Another major development is the rebirth of the anti- capitalist labor federation Zaschita Trud (Defense of Labor). It is the only Russian labor federation that is independent of government control and doesn’t allow managers to join. Zaschita was formed in 1991 but was weakened by internal dissension fomented in part by state security forces.

In the past year it has been rebuilt. It now has locals in most of Russia's 87 regions. One of its leaders, Oleg Makshakov, was assassinated in March in Astrakhan.

The past two years have seen the first plant seizures by workers in Russia since 1917. The first liberated plant was the Sovietsky paper mill near Vyborg, in the Karelian forest on the Finnish frontier.

In 1997 the modern plant was bought by a British company. The new owners didn’t want the mill; they wanted its markets and machinery. When the workers found there were plans afoot to remove equipment, they seized the plant and elected a “people's director.” The bosses called in special police units, but they retreated when confronted by workers armed with rifles.

Today the workers still control the plant. In July they repulsed an attack by police commandos and paid vigilantes, who wounded two workers.

Yasnogorsk is a machine-building center in the Tula region south of Moscow. Like hundreds of Soviet-built industrial towns and cities, it was devastated by the return of capitalism. It has now become a center of working-class resistance.

“We were well off in Soviet times,” a Yasnogorsk machine builder told Workers World in May. “Our plant produced coal- mining equipment for the entire Soviet Union. Everything we have we got in the Soviet Union. We could afford furniture and TV sets and some of us had cars. There were good schools and Pioneer camps for our children. Now the Pioneer camp is closed, and we are living off the potatoes we grow in our gardens. We can’t even buy bread. But the managers and directors vacation in the Canary Islands.”

Last September, after 11 months without pay, the workers seized the plant. “It operated under our control,” said strike committee leader Andrei Guan Ti Fa. “We produced and paid wages. Workers' guards protected the plant, and nothing moved without our permission.” When two plant directors elected by the workers were arrested, strikers blocked the railway line and took plant managers hostage.

On July 9, after 10 months of struggle, the bosses gave in. They signed a collective agreement that guaranteed back pay for all the time of the strike and gave the workers' committee veto power over decisions by the plant administration.

The Russian left newspaper Perspektiva said, “Such unprecedented terms would be hard to imagine not only in Russia but in any developed capitalist country.”

The Yasnogorsk workers are now planning to run a worker candidate, Vyacheslav Regusov, in the December parliamentary elections. The stated purpose of the campaign is to use the state duma as a platform for revolutionary ideas.
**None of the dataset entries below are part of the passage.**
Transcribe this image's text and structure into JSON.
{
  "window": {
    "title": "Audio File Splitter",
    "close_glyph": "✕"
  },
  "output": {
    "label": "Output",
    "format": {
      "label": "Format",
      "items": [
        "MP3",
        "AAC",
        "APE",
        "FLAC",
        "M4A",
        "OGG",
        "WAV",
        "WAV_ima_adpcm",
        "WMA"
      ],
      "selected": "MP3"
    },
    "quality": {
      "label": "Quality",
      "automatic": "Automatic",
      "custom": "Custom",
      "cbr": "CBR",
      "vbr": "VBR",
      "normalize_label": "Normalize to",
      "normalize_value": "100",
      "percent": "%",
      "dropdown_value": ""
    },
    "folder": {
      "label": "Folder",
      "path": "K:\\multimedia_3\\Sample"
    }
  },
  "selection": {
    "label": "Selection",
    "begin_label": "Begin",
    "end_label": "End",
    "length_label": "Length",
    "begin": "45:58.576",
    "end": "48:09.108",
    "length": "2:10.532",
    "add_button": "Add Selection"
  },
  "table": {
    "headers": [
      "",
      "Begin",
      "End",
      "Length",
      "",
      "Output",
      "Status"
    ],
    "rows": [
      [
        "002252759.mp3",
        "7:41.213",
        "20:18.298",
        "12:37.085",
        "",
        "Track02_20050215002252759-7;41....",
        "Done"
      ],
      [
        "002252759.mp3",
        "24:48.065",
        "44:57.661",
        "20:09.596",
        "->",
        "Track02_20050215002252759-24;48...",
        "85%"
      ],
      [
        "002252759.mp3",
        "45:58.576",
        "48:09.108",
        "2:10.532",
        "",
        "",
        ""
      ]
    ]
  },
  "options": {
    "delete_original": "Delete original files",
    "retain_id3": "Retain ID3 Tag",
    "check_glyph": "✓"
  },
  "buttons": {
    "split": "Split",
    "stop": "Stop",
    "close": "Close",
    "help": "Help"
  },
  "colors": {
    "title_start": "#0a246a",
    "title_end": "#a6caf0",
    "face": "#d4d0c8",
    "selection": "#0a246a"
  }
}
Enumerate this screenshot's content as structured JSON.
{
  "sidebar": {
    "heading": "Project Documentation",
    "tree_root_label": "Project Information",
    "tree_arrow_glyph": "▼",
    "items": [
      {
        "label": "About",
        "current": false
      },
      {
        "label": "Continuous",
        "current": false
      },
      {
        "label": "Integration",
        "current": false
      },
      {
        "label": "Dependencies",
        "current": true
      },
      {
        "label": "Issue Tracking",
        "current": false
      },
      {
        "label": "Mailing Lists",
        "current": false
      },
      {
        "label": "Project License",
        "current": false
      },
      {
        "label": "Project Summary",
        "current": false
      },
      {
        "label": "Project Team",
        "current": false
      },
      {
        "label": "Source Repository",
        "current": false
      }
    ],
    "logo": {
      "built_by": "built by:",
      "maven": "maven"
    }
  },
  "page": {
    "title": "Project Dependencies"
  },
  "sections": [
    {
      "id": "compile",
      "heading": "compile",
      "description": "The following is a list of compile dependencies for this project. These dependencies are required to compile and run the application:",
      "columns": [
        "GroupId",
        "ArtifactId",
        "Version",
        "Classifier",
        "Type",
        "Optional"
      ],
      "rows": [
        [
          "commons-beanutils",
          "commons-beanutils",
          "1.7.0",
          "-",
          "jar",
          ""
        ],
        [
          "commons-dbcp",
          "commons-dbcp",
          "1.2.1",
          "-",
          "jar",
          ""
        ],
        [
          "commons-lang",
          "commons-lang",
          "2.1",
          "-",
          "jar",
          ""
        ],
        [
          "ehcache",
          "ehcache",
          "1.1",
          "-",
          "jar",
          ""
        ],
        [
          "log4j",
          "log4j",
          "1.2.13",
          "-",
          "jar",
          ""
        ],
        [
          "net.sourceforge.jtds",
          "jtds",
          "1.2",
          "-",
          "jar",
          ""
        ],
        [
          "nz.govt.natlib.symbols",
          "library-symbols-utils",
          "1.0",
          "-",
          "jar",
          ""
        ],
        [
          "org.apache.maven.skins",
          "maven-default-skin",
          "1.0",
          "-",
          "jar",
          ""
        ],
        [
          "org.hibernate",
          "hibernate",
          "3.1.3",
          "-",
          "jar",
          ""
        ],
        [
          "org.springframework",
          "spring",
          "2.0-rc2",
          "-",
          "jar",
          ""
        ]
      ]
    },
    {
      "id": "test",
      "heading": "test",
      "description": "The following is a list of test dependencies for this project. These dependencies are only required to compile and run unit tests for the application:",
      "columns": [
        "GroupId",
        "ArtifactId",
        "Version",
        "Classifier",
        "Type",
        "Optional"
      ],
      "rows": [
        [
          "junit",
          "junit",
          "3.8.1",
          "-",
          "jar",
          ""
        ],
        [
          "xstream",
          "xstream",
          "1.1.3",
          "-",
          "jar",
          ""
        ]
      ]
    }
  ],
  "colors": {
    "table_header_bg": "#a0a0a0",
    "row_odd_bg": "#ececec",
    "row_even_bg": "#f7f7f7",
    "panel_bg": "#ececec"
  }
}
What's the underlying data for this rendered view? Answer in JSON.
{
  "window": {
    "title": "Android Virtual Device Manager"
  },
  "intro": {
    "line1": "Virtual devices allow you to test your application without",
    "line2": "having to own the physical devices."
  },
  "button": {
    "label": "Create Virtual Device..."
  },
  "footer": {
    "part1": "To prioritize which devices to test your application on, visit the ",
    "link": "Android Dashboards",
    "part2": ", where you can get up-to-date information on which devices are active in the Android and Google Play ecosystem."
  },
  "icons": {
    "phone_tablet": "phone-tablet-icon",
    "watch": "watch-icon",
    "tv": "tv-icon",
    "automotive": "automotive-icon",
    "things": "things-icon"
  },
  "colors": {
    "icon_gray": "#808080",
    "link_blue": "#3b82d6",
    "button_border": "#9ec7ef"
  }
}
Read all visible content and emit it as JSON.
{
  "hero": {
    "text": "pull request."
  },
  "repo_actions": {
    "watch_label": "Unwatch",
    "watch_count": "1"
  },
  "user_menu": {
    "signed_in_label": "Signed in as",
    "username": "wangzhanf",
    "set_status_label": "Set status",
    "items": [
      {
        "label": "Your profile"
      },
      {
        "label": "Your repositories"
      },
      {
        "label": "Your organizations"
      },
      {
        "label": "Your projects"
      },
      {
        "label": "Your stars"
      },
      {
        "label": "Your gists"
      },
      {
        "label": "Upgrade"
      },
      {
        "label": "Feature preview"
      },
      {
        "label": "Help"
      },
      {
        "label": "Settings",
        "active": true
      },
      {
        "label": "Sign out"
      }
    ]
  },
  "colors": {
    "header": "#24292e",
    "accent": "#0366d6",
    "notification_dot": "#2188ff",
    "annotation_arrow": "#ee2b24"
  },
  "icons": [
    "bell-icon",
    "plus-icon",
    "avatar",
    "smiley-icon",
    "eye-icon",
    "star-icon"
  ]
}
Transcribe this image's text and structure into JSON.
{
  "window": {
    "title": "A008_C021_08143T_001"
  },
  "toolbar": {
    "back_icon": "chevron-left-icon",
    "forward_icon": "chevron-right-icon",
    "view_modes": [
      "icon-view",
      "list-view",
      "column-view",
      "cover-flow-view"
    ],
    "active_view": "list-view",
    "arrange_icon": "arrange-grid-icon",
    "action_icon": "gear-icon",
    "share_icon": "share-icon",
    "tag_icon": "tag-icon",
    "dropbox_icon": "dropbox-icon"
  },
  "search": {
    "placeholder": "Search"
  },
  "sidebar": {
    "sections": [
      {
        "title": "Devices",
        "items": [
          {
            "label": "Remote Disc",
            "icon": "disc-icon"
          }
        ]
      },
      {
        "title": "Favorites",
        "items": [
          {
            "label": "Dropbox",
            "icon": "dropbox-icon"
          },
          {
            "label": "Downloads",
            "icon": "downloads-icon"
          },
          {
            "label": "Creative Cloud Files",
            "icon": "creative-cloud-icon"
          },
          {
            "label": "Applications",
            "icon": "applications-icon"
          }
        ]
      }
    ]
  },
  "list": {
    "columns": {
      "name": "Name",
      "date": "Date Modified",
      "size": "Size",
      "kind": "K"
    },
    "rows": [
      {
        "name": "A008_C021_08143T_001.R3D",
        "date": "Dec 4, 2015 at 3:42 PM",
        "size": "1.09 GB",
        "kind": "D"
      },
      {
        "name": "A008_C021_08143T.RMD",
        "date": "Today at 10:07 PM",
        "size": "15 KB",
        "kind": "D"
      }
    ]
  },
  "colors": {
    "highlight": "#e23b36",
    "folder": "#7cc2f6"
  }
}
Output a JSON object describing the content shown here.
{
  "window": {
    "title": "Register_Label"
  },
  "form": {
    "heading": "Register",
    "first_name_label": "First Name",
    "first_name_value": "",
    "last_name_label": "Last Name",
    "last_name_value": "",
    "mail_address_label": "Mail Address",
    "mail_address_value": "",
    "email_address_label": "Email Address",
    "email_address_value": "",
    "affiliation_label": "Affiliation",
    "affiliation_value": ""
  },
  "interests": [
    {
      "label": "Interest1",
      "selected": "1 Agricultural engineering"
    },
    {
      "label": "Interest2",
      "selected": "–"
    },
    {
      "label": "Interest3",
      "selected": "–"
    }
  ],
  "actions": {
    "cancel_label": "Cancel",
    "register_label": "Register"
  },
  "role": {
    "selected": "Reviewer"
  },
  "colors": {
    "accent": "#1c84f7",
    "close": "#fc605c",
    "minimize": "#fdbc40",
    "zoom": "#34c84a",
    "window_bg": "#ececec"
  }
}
On July 21, inspired by the Yasnogorsk victory, 3,000 industrial workers in nearby Kimovsk voted to go on strike after 17 months without pay.

Said Guan Ti Fa: “If workers can run a plant, we can also run the country. Lenin said: factories to the workers and land to the tillers. We hope workers all across Russia will take power in their plants. But the next stage will be the fight for political power, for workers' control over the economy of the entire country.”

For Russia's working class such struggles are about survival. The monopoly-dominated world capitalist market cannot absorb the productive capacity of the Soviet-built planned economy. The IMF wants Russia's plants shut down, and Russia's new capitalists often find speculation more profitable than production.

“We discovered our bosses and German investors planned to shut our mill down,” says a woman worker at the Leningrad Metal Works who is in the RKRP. “So we physically removed the plant administration. In 1917 our plant provided the first armed workers' detachment for the Bolshevik Revolution. We will do that again.”